*DATA RECORDS:*
════════

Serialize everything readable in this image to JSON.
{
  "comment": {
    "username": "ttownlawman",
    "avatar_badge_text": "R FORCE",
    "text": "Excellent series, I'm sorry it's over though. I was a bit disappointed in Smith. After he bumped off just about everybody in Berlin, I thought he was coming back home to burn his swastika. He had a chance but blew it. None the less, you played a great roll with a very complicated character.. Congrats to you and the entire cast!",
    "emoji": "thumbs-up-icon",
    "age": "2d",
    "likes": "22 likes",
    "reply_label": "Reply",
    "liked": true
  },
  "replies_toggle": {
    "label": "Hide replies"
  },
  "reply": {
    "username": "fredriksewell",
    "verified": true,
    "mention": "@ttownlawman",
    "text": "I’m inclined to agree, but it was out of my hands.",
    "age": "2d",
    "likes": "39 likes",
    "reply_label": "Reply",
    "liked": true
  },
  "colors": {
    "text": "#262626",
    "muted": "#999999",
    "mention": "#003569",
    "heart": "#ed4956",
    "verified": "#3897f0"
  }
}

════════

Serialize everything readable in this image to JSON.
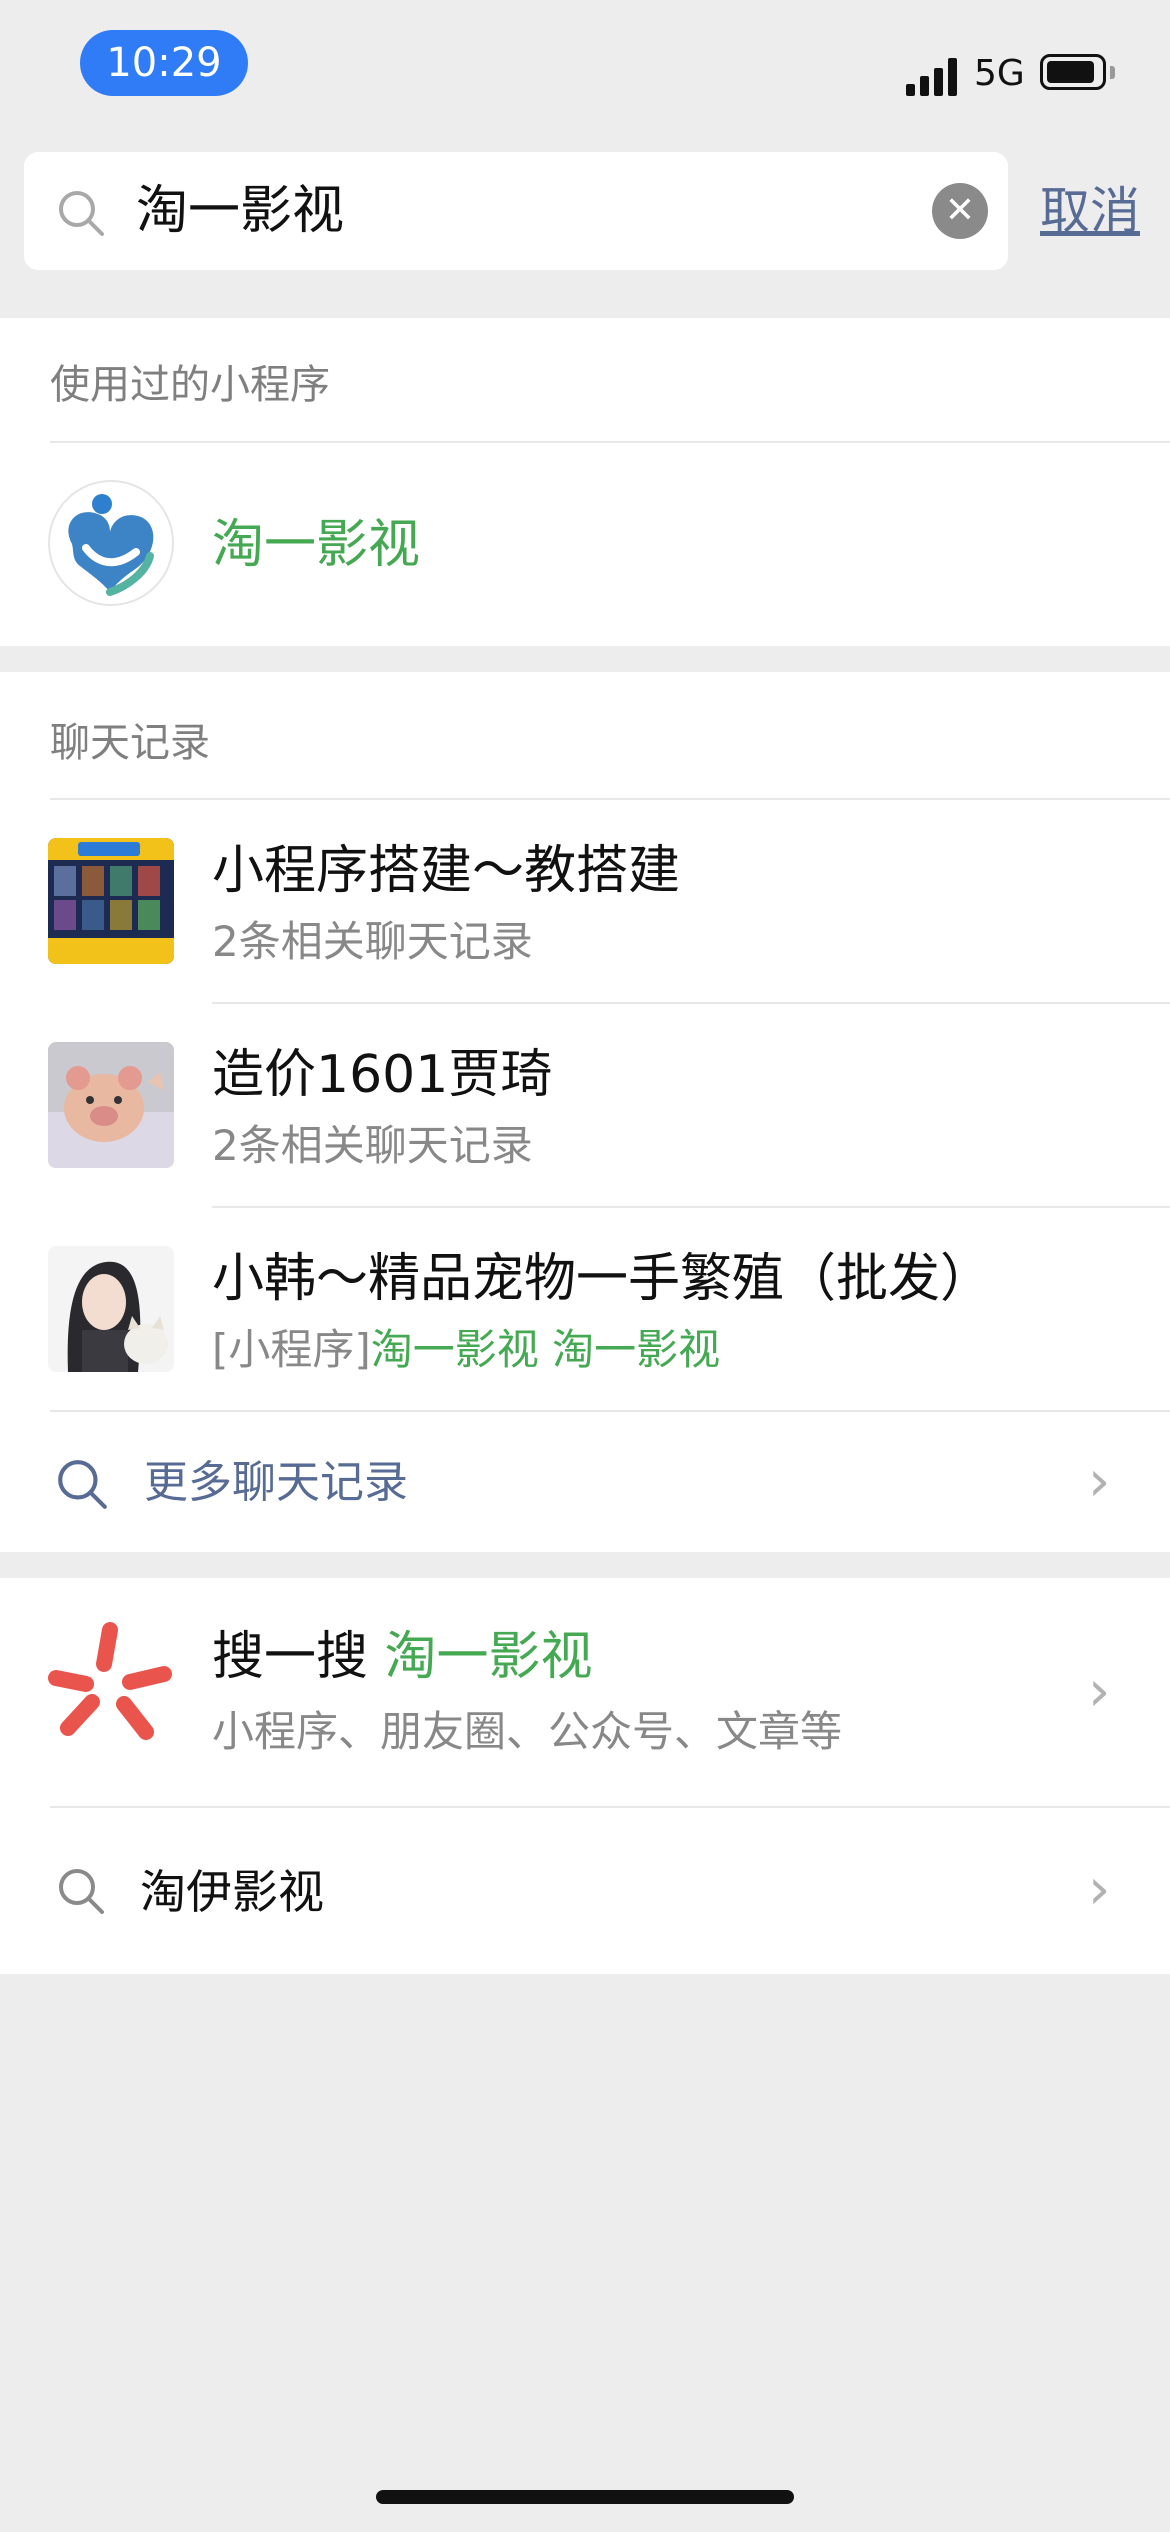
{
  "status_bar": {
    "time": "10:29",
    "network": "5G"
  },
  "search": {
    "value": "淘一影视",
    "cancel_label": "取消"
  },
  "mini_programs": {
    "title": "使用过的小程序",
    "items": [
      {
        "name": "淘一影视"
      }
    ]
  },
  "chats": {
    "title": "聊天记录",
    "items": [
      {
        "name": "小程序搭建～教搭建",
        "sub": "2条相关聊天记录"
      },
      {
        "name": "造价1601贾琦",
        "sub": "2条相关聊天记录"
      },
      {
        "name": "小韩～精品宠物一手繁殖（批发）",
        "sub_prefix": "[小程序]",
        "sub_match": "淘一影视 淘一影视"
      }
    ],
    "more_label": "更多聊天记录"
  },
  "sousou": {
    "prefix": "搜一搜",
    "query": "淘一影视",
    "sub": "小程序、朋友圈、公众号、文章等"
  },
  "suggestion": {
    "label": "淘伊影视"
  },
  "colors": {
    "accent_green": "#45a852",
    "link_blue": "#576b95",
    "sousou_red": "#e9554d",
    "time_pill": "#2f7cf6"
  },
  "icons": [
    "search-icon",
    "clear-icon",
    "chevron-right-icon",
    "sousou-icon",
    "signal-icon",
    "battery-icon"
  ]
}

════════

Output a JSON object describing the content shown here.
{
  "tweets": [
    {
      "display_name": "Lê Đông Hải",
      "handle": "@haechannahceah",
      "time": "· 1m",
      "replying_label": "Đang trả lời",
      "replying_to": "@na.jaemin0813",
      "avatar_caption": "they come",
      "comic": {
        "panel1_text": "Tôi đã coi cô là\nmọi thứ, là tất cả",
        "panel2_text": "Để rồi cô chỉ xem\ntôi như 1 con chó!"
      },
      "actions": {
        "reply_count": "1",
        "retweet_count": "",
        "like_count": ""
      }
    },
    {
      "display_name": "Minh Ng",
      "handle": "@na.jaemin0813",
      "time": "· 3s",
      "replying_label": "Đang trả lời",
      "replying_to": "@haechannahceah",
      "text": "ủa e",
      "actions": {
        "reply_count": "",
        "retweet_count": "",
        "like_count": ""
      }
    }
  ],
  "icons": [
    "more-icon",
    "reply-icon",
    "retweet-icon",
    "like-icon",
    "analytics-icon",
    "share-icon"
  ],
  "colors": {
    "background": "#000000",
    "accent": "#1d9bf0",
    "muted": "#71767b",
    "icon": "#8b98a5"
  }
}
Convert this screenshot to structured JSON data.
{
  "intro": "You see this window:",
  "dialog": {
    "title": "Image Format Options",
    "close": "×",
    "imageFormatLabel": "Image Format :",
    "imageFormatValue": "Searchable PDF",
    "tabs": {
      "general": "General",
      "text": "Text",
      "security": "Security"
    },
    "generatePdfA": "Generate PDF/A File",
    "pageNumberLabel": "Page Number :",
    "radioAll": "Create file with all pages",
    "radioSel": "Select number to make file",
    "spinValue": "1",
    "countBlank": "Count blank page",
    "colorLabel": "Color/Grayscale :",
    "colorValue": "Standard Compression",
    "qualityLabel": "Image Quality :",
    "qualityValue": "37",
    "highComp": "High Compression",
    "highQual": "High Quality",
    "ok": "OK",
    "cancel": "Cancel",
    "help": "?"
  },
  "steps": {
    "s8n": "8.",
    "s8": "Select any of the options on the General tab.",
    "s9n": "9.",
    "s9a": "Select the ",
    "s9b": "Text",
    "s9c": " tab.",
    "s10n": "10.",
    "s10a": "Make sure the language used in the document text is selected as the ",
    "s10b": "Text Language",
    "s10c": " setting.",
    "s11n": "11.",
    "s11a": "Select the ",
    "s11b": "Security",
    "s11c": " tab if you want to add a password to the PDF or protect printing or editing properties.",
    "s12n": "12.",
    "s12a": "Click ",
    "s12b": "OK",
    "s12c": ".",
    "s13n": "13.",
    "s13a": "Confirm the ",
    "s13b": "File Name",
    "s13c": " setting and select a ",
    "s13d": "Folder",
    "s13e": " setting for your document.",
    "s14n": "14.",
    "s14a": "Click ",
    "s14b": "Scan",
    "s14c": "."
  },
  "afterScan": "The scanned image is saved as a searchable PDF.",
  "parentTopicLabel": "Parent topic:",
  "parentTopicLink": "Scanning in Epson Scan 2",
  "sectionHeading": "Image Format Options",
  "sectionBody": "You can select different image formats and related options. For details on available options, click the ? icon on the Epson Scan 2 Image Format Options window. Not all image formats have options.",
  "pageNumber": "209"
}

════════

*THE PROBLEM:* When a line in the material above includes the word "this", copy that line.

*YOUR SOLUTION:*
Serialize everything readable in this image to JSON.
Serialize everything readable in this image to JSON.
Convert this screenshot to structured JSON data.
  "intro": "You see this window:",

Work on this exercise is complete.